As we can see, beforeEach blocks and constants are linked with what is described in the describe block. It increases tests readability and would be easier to maintain.


 3. Use default params and override only changing attributesUse default params and override only changing attributes

In the test example above we still have one problem – for each test we define new jobOffer object. With just 2 attributes it is not a problem, but we can easily imagine much more fields that would result in a interface like this:

With such a structure copying the object and changing 1 attribute for each test would be highly unreadable as it is difficult to actually spot which attribute is different and tests get longer. Solution for this is to have a default constant fulfilling the interface and just override the attribute the test is referring to. Let’s see the example:

4. Use factories for creating objects or records in DB

One of the things I noticed when I switched from Ruby on Rails (RoR) to NodeJS is a different way how DataBase records are populated in tests. In RoR the default way is to use factories with gem FactoryBot, while NodeJS favours manual SQL inserts.

Using factories offers many benefits over manual SQL inserts

  • Requires less code and is more DRY

  • Developer doesn’t need to care about all required fields in the SQL table (e.g. created_at will be filled automatically), only those that are tested

  • No need to rewrite tests after adding new fields

  • Offers high readability with traits and default values

  • Types checks (when using typescript)

  • Automatic creation of related records in other tables

Luckily, ThoughtBot offers implementation of FactoryBot in JavaScript – Fishery. In my current project we use it with great success saving thousands of lines of code. Using factories provides a similar effect to using default params, in tests you only specify attributes you care about in a given scenario.


As I stated above, the most important part of writing good tests (apart from actually testing the code) is readability. Other developers in your team need to understand what scenarios are being covered in your tests and what may be missing. It could help them to easily add new tests when requirements change or to spot any missing edge cases.
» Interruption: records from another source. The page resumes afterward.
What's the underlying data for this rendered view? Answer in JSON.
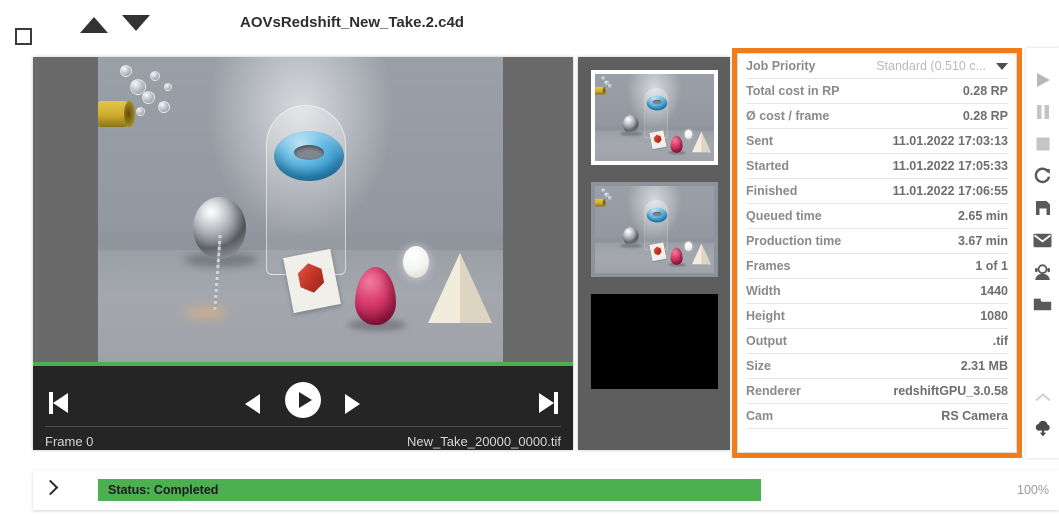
{
  "header": {
    "title": "AOVsRedshift_New_Take.2.c4d",
    "checkbox_name": "select-job-checkbox",
    "nav_up_label": "▲",
    "nav_down_label": "▼"
  },
  "player": {
    "frame_label": "Frame 0",
    "file_label": "New_Take_20000_0000.tif",
    "controls": {
      "jump_start": "Jump to first frame",
      "step_back": "Previous frame",
      "play": "Play",
      "step_forward": "Next frame",
      "jump_end": "Jump to last frame"
    }
  },
  "thumbnails": [
    {
      "name": "thumbnail-1",
      "selected": true,
      "kind": "render"
    },
    {
      "name": "thumbnail-2",
      "selected": false,
      "kind": "render"
    },
    {
      "name": "thumbnail-3",
      "selected": false,
      "kind": "black"
    }
  ],
  "details": {
    "rows": [
      {
        "key": "Job Priority",
        "value": "Standard (0.510 c...",
        "muted": true,
        "dropdown": true
      },
      {
        "key": "Total cost in RP",
        "value": "0.28 RP"
      },
      {
        "key": "Ø cost / frame",
        "value": "0.28 RP"
      },
      {
        "key": "Sent",
        "value": "11.01.2022 17:03:13"
      },
      {
        "key": "Started",
        "value": "11.01.2022 17:05:33"
      },
      {
        "key": "Finished",
        "value": "11.01.2022 17:06:55"
      },
      {
        "key": "Queued time",
        "value": "2.65 min"
      },
      {
        "key": "Production time",
        "value": "3.67 min"
      },
      {
        "key": "Frames",
        "value": "1 of 1"
      },
      {
        "key": "Width",
        "value": "1440"
      },
      {
        "key": "Height",
        "value": "1080"
      },
      {
        "key": "Output",
        "value": ".tif"
      },
      {
        "key": "Size",
        "value": "2.31 MB"
      },
      {
        "key": "Renderer",
        "value": "redshiftGPU_3.0.58"
      },
      {
        "key": "Cam",
        "value": "RS Camera"
      }
    ],
    "highlight_color": "#f07d1a"
  },
  "toolbar": {
    "items": [
      {
        "icon": "play-icon",
        "label": "Start",
        "disabled": true
      },
      {
        "icon": "pause-icon",
        "label": "Pause",
        "disabled": true
      },
      {
        "icon": "stop-icon",
        "label": "Stop",
        "disabled": true
      },
      {
        "icon": "restart-icon",
        "label": "Restart",
        "disabled": false
      },
      {
        "icon": "save-icon",
        "label": "Save",
        "disabled": false
      },
      {
        "icon": "mail-icon",
        "label": "Mail",
        "disabled": false
      },
      {
        "icon": "support-icon",
        "label": "Support",
        "disabled": false
      },
      {
        "icon": "folder-icon",
        "label": "Open folder",
        "disabled": false
      },
      {
        "icon": "chevron-up-icon",
        "label": "Collapse",
        "disabled": true
      },
      {
        "icon": "cloud-download-icon",
        "label": "Download",
        "disabled": false
      }
    ]
  },
  "status": {
    "text": "Status: Completed",
    "percent_label": "100%",
    "percent_value": 100,
    "bar_color": "#4caf50",
    "expander": "chevron-right"
  }
}
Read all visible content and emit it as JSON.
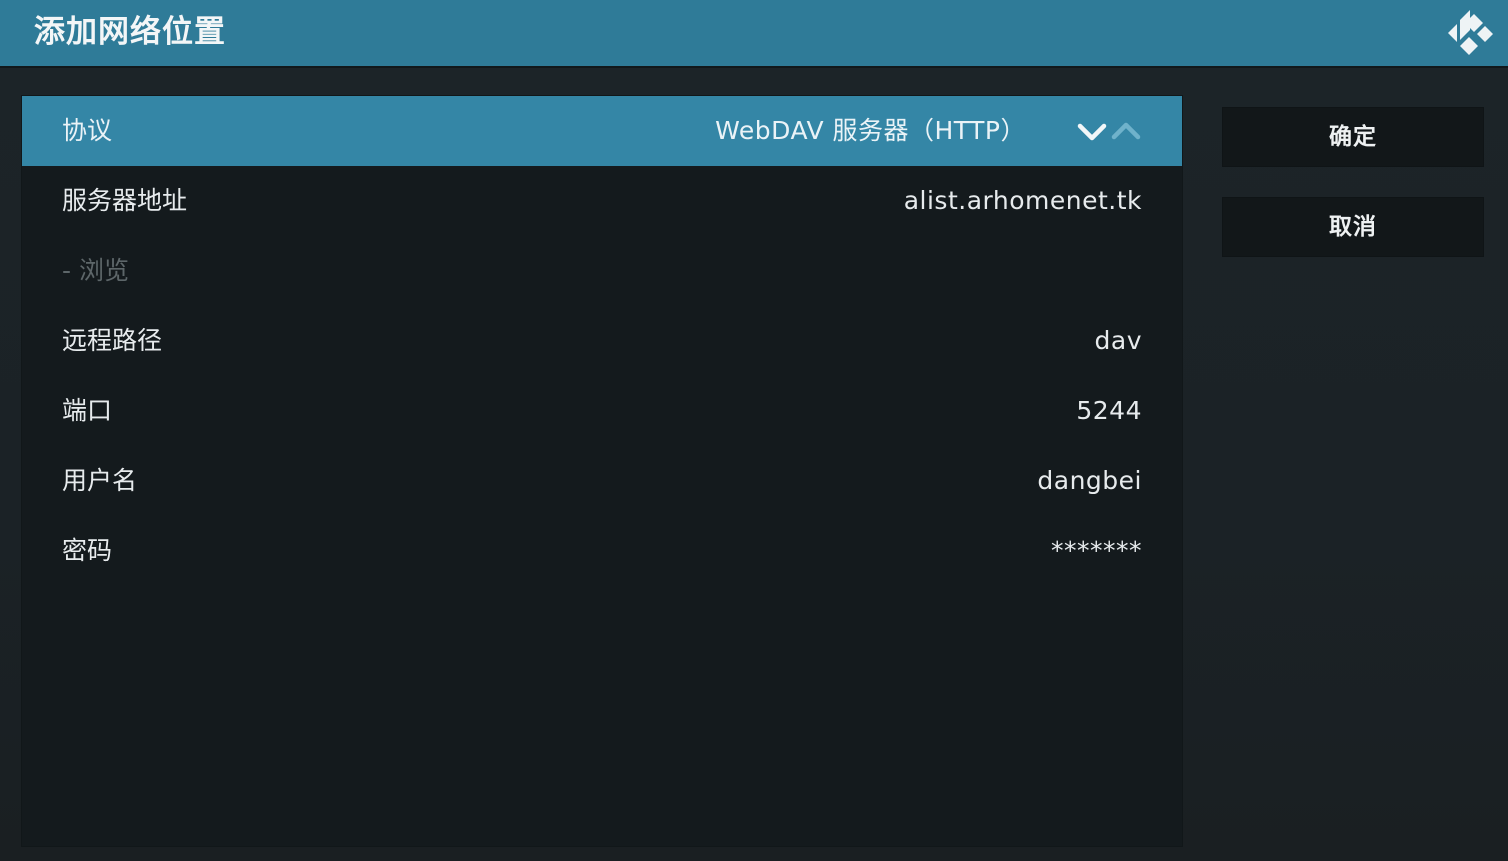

In the article I’ve shown some tricks that we use in Exlabs to write cleaner and more maintainable tests using the Jest testing framework.